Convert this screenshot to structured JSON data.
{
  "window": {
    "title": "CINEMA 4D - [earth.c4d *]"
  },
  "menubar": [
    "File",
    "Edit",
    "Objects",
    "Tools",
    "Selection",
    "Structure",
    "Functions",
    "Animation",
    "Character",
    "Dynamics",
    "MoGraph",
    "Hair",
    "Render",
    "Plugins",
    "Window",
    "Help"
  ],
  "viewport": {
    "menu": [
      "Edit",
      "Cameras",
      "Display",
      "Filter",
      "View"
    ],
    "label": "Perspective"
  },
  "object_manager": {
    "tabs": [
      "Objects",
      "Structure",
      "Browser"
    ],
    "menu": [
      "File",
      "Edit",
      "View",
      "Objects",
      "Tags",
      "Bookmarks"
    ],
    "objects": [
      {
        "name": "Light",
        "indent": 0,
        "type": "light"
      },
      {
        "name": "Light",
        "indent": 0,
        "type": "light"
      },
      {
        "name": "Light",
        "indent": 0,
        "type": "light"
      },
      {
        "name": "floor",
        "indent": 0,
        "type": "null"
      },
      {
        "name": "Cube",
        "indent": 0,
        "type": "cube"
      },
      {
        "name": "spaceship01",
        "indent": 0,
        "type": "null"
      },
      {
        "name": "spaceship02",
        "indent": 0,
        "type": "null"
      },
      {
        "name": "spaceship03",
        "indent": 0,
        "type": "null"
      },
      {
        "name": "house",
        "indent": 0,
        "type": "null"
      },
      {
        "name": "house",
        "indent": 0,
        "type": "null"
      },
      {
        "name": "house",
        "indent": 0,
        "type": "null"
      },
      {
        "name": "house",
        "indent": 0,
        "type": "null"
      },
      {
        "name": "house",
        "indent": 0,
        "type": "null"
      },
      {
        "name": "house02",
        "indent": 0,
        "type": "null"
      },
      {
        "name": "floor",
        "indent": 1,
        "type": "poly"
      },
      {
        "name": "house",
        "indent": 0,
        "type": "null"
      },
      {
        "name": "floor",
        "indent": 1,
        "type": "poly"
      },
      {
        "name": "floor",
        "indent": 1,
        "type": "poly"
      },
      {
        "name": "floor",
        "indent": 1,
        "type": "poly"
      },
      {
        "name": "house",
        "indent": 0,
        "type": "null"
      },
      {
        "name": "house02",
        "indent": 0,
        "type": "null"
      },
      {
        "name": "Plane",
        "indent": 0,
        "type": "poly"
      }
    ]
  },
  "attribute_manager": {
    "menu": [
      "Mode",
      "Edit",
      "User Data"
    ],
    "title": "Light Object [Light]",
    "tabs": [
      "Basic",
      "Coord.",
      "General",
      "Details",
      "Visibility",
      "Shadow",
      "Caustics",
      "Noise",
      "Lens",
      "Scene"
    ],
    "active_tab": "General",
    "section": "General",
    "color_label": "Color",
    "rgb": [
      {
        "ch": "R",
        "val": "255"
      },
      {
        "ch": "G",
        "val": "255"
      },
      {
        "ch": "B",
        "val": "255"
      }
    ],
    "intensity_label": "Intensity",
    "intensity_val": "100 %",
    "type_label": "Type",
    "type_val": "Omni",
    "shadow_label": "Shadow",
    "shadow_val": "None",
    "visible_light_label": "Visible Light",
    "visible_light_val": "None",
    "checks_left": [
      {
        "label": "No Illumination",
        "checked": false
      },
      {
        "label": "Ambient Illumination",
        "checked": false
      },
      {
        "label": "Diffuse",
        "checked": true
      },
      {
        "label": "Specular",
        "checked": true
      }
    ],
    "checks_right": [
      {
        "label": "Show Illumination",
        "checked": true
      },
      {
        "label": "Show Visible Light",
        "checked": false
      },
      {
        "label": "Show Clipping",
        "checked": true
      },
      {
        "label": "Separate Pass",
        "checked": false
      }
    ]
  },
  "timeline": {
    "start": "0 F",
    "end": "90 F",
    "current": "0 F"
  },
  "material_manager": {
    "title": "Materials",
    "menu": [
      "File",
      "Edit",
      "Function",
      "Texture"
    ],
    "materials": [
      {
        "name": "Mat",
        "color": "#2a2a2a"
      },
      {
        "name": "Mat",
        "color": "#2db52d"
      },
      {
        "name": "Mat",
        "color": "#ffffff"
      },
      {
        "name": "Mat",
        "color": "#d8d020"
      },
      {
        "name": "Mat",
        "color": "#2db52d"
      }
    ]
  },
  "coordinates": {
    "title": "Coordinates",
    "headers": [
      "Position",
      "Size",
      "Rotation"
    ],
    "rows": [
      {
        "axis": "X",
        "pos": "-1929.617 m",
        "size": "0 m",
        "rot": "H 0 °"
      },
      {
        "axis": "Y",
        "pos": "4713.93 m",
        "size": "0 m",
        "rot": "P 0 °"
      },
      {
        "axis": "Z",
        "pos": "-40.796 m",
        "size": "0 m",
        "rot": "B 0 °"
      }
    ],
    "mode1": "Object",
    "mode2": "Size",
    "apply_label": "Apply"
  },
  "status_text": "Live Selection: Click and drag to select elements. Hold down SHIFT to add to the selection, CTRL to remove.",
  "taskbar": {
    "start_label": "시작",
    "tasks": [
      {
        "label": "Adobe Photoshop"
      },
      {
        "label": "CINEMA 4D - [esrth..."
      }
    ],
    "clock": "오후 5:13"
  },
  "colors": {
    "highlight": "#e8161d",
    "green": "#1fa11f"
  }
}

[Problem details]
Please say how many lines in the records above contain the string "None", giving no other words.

[Result]
2